> Exercise directions:
Copy each line in the data below that contains the word "chip".

[Page and application data records]
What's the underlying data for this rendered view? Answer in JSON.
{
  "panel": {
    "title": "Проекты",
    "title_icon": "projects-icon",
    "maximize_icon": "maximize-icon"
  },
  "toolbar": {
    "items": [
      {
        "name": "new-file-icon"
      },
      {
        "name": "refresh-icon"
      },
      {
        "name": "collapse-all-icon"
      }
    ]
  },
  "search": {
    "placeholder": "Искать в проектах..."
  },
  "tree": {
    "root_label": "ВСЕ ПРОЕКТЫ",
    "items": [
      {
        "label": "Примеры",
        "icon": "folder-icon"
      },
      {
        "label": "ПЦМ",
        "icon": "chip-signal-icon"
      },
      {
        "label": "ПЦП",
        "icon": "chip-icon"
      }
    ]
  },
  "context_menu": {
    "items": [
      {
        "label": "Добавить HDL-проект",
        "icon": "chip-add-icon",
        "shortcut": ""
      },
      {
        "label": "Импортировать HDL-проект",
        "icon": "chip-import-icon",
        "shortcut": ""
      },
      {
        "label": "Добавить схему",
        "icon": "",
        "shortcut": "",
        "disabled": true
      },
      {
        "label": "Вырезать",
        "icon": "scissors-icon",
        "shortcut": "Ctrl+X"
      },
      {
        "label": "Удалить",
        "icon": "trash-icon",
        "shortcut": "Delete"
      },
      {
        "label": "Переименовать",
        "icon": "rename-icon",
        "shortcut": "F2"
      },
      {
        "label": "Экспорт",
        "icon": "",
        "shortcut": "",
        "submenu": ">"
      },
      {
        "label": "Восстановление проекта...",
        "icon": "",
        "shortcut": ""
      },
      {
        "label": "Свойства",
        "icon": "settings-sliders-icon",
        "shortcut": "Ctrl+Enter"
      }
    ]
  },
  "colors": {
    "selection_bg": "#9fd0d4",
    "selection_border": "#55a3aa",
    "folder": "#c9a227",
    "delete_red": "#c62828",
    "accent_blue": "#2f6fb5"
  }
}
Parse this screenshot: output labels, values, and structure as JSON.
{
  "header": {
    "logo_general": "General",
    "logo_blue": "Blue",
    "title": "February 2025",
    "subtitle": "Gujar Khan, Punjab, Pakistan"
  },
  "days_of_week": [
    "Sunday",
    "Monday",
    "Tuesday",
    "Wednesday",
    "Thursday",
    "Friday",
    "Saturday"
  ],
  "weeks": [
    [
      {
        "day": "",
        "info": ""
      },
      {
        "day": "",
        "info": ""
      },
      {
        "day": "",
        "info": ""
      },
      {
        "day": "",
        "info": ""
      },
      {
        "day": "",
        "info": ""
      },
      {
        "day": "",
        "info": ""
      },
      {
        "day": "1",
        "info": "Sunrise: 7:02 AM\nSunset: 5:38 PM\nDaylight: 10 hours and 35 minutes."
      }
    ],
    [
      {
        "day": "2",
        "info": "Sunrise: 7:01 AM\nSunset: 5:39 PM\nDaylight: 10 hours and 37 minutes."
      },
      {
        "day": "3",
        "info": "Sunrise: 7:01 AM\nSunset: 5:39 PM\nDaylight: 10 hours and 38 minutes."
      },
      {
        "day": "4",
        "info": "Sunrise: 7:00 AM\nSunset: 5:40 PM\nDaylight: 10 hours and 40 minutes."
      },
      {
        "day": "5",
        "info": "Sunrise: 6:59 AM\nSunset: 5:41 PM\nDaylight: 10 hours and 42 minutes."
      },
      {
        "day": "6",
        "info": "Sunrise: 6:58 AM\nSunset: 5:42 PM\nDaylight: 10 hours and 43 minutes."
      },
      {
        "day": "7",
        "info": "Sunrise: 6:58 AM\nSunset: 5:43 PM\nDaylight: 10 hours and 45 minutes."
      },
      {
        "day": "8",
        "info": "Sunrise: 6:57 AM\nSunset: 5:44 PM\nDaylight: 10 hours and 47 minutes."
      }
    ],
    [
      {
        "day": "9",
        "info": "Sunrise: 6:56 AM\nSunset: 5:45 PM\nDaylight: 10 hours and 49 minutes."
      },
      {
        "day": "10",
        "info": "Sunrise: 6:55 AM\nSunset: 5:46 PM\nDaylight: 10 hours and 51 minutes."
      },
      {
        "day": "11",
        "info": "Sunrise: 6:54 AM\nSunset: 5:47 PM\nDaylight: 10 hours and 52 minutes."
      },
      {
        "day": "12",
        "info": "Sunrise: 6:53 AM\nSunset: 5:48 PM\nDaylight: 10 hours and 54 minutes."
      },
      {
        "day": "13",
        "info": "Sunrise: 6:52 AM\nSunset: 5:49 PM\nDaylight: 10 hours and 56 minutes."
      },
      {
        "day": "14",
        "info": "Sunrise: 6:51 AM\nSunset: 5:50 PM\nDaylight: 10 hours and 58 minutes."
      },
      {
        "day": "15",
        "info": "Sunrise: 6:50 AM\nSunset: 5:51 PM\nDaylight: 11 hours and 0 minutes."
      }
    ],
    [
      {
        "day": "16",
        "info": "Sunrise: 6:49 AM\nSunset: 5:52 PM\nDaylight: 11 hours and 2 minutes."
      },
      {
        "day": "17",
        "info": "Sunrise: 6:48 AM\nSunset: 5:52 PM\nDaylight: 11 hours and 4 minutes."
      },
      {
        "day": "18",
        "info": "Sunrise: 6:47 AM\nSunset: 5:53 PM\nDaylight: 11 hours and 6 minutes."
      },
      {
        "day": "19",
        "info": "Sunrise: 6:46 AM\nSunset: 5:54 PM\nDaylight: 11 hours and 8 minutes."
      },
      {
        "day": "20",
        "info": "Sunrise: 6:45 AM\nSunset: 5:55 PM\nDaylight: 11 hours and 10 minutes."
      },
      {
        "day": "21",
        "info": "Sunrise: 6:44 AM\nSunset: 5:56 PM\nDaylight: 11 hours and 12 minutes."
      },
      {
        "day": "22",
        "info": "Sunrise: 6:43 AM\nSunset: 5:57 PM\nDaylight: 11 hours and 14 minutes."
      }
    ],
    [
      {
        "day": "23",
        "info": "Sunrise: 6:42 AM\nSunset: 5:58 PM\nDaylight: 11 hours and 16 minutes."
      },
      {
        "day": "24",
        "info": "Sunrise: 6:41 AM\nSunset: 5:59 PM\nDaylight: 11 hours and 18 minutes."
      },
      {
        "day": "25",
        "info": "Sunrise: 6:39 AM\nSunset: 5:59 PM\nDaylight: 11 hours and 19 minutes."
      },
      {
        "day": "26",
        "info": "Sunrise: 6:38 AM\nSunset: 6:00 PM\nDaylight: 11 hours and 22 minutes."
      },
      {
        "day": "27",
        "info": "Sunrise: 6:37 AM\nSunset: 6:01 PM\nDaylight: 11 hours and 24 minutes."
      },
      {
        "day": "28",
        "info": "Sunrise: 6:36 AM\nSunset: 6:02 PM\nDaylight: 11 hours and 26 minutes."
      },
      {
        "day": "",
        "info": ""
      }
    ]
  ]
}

> The completed task:
        "icon": "chip-signal-icon"
        "icon": "chip-icon"
        "icon": "chip-add-icon",
        "icon": "chip-import-icon",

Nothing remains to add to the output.